> [Dataset rows for apps and sites]
- - -
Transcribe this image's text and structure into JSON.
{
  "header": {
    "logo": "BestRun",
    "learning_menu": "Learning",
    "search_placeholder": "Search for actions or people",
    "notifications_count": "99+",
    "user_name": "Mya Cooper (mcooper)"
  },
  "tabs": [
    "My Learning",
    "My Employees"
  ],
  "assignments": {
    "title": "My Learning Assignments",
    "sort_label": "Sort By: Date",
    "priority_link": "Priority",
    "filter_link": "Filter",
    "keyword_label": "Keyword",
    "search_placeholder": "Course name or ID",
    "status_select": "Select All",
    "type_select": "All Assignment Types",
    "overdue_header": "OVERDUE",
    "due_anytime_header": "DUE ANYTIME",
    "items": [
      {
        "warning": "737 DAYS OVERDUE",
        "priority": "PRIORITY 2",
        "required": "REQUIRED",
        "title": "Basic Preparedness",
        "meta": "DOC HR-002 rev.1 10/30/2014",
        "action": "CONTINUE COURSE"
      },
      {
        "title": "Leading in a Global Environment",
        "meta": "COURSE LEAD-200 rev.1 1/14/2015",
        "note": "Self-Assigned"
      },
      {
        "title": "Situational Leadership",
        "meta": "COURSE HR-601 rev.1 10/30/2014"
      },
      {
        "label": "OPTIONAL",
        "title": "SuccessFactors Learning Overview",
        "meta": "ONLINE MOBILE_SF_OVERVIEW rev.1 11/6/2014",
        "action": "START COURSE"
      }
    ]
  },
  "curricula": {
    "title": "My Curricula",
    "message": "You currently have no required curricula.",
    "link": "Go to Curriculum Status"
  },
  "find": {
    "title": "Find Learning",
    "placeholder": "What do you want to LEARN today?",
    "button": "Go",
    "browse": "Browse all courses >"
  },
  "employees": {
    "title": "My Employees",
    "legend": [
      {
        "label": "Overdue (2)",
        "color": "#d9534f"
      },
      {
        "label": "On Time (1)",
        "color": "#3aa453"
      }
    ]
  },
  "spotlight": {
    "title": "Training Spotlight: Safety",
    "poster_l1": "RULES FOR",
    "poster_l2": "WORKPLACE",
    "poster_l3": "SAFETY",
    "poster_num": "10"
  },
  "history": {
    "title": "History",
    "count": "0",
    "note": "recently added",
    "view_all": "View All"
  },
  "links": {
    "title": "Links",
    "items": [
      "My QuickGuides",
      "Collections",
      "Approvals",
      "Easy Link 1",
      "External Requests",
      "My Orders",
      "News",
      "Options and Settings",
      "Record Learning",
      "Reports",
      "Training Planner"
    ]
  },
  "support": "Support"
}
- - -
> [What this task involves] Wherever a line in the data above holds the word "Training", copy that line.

> [Solved exercise]
    "title": "Training Spotlight: Safety",
      "Training Planner"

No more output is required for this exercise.